You do not have to be good.
You do not have to walk on your knees
For a hundred miles through the desert, repenting.
You only have to let the soft animal of your body
love what it loves.
Here she is reading it:
She grew up in Maple Heights, Ohio, about a half hour southeast of where I’m typing this. When she gave a (rare) reading in Cleveland, she joked, “I have to read ‘Wild Geese’ or I shall be chased from the city.”
She said she wrote it while in Cleveland, trying to coax a student to practice the end stop lines technique. “You write one and I’ll write one,” she offered, resulting in “Wild Geese.”
Later in the reading she was asked what it takes to be a poet.
“Read a lot of poetry; find poetry you really love. Don’t be afraid to imitate it. That’s how we learn most everything in the world — love and imitation. The second part is to seek primary sources, to go out into the world. Go to the art museum, yes, but go out into the forest, too. Pay attention to the world.”
This really is the great message of her work: Pay attention. And pay attention to what you pay attention to. (The message of most great art, really.)
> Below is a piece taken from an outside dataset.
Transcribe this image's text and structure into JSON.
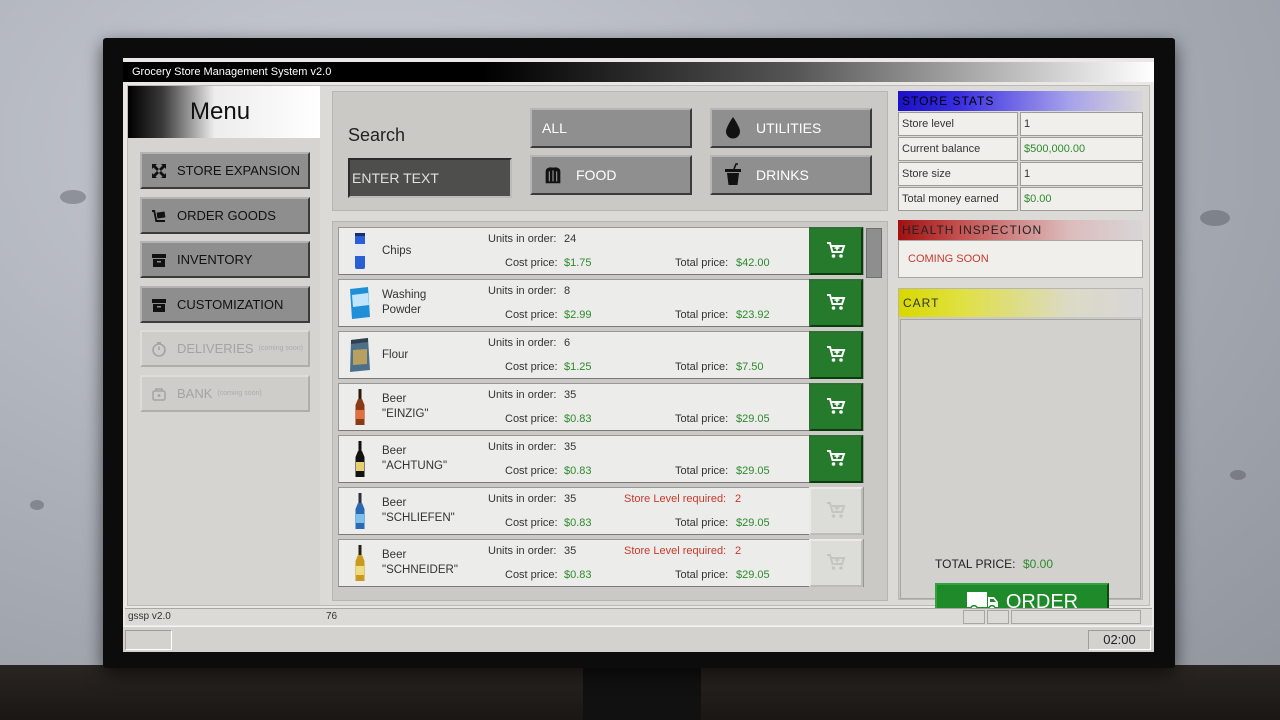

It’s spelled out in her poem, “Sometimes”:
It’s there in “A Summer Day”:
I don’t know exactly what a prayer is.
I do know how to pay attention, how to fall down
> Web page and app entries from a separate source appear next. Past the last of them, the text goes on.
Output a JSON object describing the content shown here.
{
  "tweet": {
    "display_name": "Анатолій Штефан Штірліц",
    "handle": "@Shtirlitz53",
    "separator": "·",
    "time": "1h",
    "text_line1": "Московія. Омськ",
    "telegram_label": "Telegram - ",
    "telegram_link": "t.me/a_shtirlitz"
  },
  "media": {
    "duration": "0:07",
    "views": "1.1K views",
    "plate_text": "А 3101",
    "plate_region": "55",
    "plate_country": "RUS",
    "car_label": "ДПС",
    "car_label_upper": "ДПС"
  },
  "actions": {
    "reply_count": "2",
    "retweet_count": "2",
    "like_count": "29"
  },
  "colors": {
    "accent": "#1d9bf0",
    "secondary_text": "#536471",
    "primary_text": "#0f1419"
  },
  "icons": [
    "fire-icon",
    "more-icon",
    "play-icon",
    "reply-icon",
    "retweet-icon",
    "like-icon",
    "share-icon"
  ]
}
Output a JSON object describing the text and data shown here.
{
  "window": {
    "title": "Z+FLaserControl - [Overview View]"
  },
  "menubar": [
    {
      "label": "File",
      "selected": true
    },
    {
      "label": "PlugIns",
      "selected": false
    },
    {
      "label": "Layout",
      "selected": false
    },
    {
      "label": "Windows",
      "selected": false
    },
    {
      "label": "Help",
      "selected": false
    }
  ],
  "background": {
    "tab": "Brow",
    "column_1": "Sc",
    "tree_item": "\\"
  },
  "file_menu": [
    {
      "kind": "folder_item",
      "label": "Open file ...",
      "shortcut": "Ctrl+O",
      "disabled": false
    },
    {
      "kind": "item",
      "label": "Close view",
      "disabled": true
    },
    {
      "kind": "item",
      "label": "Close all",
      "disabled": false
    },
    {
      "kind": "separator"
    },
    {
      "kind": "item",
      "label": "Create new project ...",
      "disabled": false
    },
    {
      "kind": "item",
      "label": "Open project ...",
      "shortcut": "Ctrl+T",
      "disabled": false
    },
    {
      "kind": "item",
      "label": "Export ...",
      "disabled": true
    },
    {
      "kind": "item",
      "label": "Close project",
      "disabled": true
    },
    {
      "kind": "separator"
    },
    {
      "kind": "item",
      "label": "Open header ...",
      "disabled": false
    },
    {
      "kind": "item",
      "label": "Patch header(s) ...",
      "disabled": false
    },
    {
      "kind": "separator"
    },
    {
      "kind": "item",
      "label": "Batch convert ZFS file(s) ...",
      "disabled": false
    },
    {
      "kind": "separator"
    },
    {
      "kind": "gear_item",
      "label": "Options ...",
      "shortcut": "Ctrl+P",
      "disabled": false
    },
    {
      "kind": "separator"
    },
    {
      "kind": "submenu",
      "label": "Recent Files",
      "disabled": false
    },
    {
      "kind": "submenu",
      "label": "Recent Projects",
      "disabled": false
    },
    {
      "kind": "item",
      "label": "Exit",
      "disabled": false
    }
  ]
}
into the grass, how to kneel down in the grass,
how to be idle and blessed, how to stroll through the fields,
which is what I have been doing all day.
Tell me, what else should I have done?
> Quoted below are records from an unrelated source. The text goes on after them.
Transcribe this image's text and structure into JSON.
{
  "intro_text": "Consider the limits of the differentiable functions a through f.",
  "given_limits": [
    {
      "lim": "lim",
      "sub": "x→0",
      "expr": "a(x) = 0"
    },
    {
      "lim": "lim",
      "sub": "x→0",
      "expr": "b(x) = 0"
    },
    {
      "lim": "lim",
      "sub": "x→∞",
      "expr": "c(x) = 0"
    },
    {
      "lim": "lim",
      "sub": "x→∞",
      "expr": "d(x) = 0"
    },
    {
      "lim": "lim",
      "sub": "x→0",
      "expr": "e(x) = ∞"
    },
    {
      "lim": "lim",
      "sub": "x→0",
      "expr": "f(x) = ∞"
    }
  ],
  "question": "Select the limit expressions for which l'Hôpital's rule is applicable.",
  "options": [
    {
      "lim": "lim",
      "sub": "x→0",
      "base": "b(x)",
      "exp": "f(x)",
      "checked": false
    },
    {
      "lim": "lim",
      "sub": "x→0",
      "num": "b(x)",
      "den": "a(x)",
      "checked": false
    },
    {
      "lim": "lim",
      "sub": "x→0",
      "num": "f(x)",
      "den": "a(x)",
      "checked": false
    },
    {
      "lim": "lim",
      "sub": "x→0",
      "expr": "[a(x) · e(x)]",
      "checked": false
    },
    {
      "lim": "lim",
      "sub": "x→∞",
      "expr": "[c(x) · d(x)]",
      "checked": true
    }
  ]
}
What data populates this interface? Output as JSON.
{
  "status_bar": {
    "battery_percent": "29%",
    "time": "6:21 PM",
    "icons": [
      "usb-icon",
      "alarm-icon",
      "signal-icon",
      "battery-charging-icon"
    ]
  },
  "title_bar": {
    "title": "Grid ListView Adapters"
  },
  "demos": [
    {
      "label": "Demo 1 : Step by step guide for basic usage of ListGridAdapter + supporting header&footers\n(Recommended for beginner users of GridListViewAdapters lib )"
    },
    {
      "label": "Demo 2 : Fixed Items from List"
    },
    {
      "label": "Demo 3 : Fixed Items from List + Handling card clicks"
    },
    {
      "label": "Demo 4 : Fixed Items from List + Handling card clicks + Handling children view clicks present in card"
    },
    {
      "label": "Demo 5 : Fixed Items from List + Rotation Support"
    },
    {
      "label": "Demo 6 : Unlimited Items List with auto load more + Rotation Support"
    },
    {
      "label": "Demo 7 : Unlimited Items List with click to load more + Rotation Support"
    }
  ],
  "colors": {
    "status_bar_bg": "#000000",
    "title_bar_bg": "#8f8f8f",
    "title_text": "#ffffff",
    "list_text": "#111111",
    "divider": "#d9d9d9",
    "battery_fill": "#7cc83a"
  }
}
Doesn’t everything die at last, and too soon?
Tell me, what is it you plan to do
with your one wild and precious life?
It’s there in “When Death Comes”:
When it’s over, I want to say: all my life
I was a bride married to amazement.
I was the bridegroom, taking the world into my arms.
When it’s over, I don’t want to wonder
if I have made of my life something particular, and real.
I don’t want to find myself sighing and frightened,
or full of argument.
I don’t want to end up simply having visited this world.
I think she did it right. And showed us how we can, too.